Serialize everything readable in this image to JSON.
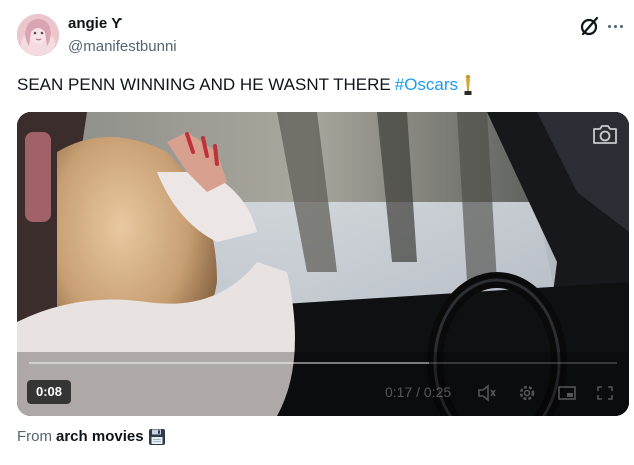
{
  "user": {
    "display_name": "angie",
    "name_glyph": "Ƴ",
    "handle": "@manifestbunni",
    "avatar_icon": "avatar-icon"
  },
  "tweet": {
    "text_main": "SEAN PENN WINNING AND HE WASNT THERE",
    "hashtag": "#Oscars",
    "emoji_icon": "trophy-icon"
  },
  "video": {
    "elapsed_badge": "0:08",
    "player_time": "0:17 / 0:25",
    "progress_fraction": 0.68
  },
  "source": {
    "prefix": "From",
    "name": "arch movies",
    "emoji_icon": "floppy-disk-icon"
  },
  "colors": {
    "accent": "#1d9bf0",
    "secondary_text": "#536471",
    "primary_text": "#0f1419"
  }
}
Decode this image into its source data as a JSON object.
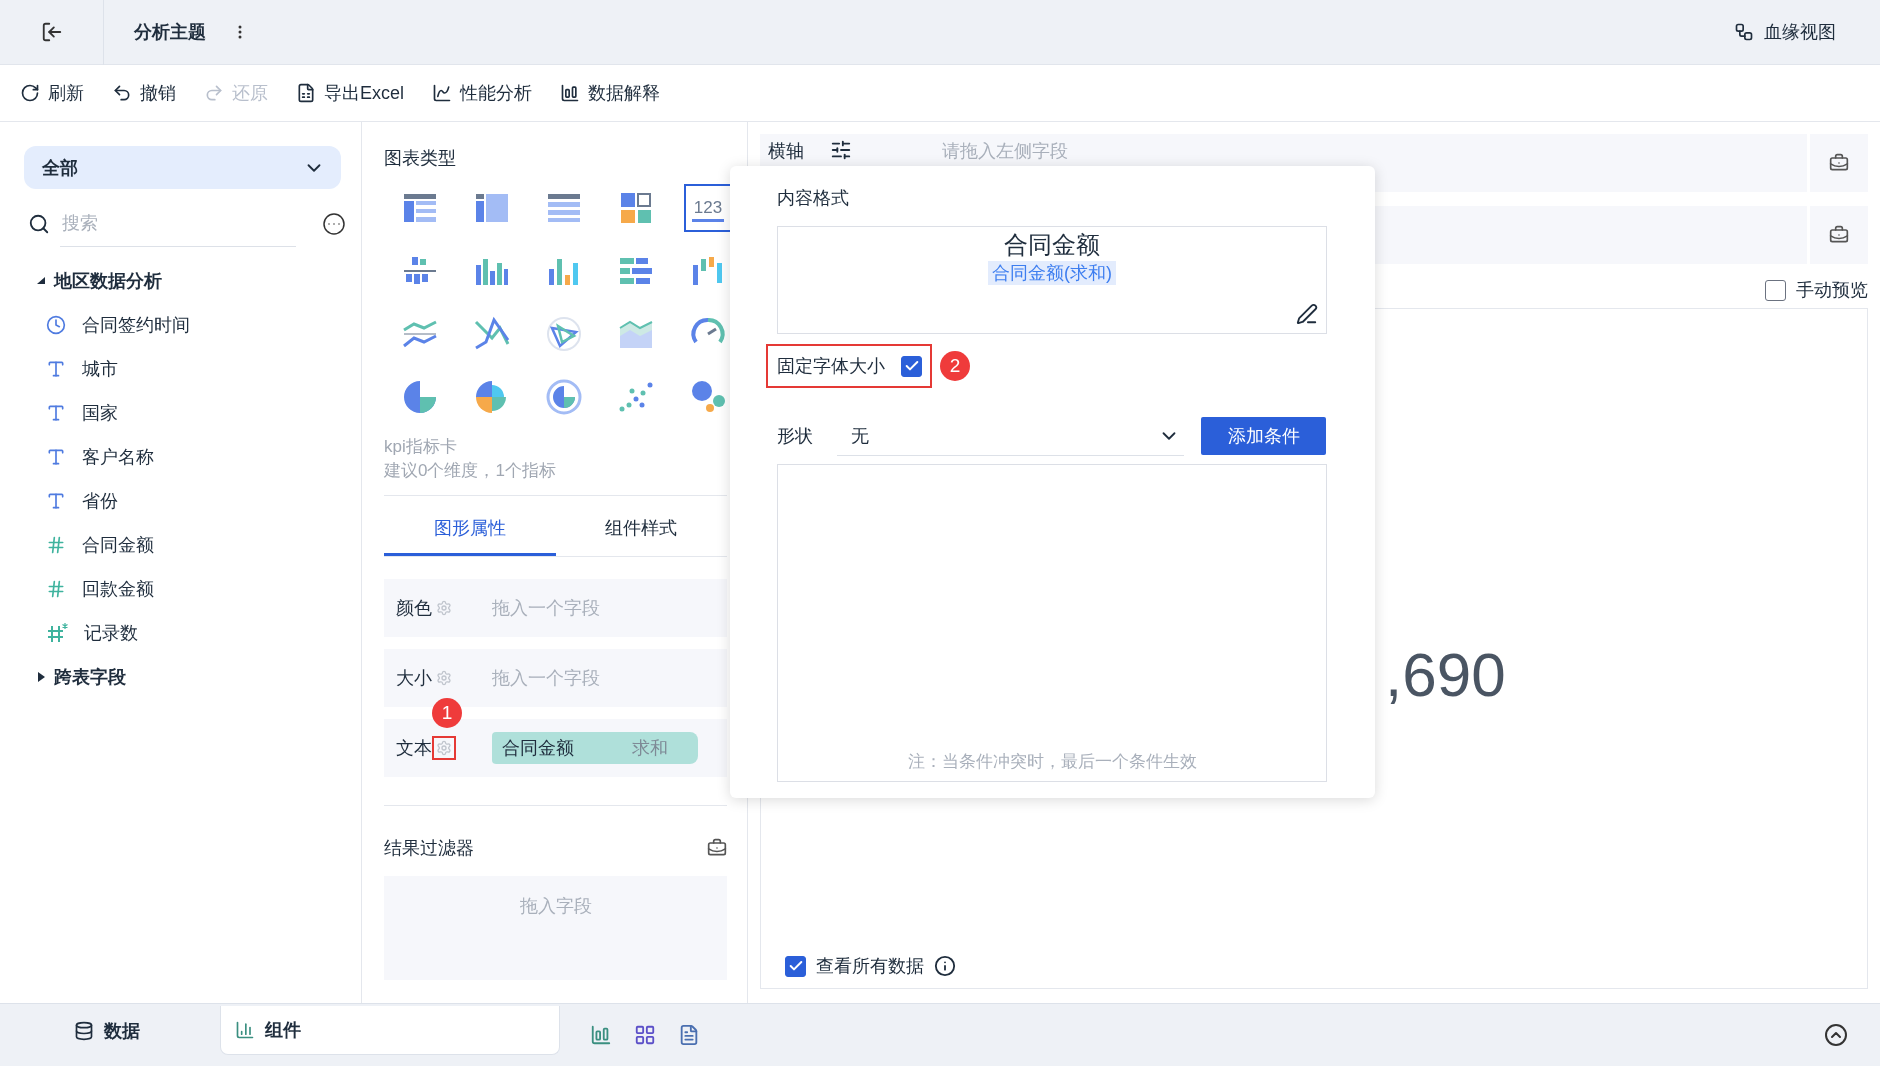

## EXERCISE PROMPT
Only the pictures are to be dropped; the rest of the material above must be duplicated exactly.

## RESPONSE FOR THIS EXERCISE
Serialize everything readable in this image to JSON.
{
  "user": {
    "display_name": "angie",
    "name_glyph": "Ƴ",
    "handle": "@manifestbunni",
    "avatar_icon": "avatar-icon"
  },
  "tweet": {
    "text_main": "SEAN PENN WINNING AND HE WASNT THERE",
    "hashtag": "#Oscars",
    "emoji_icon": "trophy-icon"
  },
  "video": {
    "elapsed_badge": "0:08",
    "player_time": "0:17 / 0:25",
    "progress_fraction": 0.68
  },
  "source": {
    "prefix": "From",
    "name": "arch movies",
    "emoji_icon": "floppy-disk-icon"
  },
  "colors": {
    "accent": "#1d9bf0",
    "secondary_text": "#536471",
    "primary_text": "#0f1419"
  }
}
Decode this image into its source data as a JSON object.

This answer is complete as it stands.